■ WORK REQUIRED:
Collect every line of the records below that contains the word "feedback".

■ EXTRACTED ENTRIES:

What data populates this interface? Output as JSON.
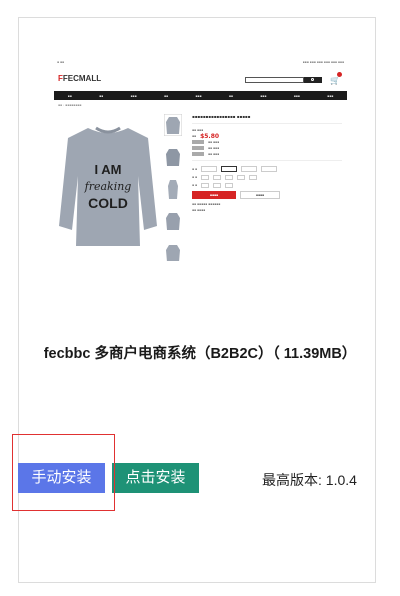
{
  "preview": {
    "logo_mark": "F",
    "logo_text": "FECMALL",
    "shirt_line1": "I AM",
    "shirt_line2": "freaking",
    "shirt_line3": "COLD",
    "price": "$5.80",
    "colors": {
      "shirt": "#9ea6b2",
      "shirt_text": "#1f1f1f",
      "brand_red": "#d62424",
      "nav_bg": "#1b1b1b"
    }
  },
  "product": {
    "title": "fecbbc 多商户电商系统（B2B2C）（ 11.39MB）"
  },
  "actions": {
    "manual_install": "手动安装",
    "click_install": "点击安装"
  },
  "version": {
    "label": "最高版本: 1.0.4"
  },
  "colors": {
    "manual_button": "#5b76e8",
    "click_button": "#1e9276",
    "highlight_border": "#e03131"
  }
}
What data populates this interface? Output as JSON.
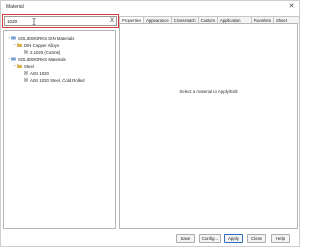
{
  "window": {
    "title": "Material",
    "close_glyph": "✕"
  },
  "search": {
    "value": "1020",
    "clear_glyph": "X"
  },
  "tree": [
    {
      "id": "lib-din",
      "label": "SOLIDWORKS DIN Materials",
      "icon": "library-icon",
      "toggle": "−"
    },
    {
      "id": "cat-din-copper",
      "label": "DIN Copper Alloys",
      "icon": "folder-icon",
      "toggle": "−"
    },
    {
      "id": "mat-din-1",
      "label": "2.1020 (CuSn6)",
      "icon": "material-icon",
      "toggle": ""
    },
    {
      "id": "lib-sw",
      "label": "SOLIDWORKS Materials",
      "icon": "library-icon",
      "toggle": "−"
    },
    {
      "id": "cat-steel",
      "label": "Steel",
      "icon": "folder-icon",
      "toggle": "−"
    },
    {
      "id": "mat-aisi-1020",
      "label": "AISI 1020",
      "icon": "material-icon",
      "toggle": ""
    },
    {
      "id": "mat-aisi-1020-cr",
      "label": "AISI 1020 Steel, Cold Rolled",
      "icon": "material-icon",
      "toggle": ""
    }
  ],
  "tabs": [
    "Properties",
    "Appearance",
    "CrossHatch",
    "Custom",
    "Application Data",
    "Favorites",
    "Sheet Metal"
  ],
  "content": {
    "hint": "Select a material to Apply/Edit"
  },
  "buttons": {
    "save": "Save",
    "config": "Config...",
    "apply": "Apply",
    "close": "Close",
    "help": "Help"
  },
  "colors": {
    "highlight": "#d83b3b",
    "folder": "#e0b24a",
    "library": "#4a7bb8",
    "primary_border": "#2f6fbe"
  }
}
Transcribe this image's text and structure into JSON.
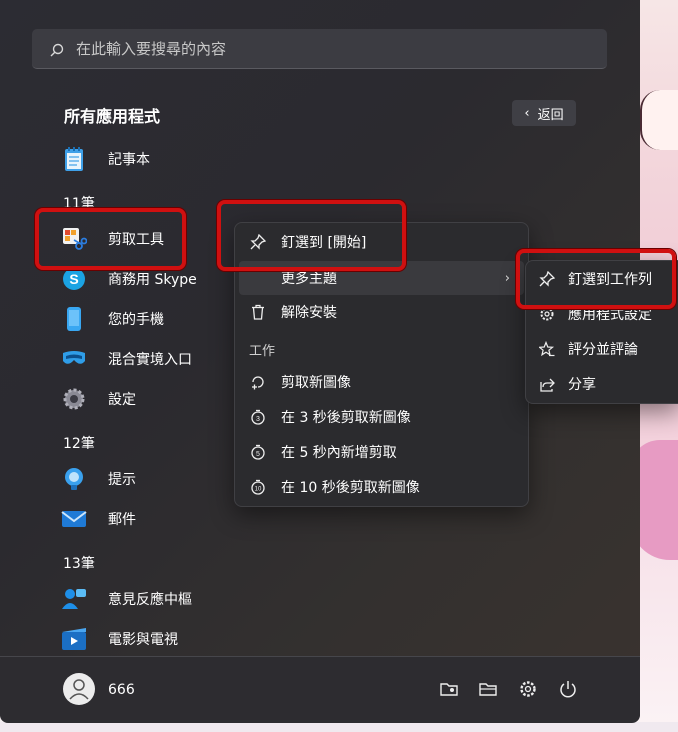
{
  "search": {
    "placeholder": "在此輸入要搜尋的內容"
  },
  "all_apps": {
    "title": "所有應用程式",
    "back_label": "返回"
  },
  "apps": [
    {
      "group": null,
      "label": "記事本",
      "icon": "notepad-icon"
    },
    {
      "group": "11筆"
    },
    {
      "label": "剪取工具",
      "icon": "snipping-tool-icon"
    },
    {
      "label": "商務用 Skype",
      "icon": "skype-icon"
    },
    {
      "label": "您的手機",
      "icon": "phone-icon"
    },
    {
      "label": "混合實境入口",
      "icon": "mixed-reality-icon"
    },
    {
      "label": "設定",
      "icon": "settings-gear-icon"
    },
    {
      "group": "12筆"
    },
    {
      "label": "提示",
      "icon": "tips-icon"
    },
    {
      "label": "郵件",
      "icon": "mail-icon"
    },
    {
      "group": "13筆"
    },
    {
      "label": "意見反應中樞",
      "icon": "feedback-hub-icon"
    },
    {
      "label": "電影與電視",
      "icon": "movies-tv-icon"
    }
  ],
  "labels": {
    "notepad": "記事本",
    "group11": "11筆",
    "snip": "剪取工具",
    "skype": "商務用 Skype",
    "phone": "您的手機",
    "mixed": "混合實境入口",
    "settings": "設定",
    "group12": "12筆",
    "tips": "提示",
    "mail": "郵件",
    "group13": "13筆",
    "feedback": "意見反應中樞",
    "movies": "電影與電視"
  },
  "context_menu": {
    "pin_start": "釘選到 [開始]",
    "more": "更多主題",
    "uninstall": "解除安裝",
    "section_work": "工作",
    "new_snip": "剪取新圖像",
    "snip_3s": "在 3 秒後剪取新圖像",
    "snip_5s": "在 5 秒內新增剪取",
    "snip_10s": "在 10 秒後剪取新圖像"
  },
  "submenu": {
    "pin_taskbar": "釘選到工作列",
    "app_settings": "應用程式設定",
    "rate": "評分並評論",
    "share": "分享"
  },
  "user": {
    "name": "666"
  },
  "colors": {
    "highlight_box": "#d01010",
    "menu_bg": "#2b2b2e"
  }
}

■ RESULT FOR THIS TASK:
      "icon": "feedback-hub-icon"
    "feedback": "意見反應中樞",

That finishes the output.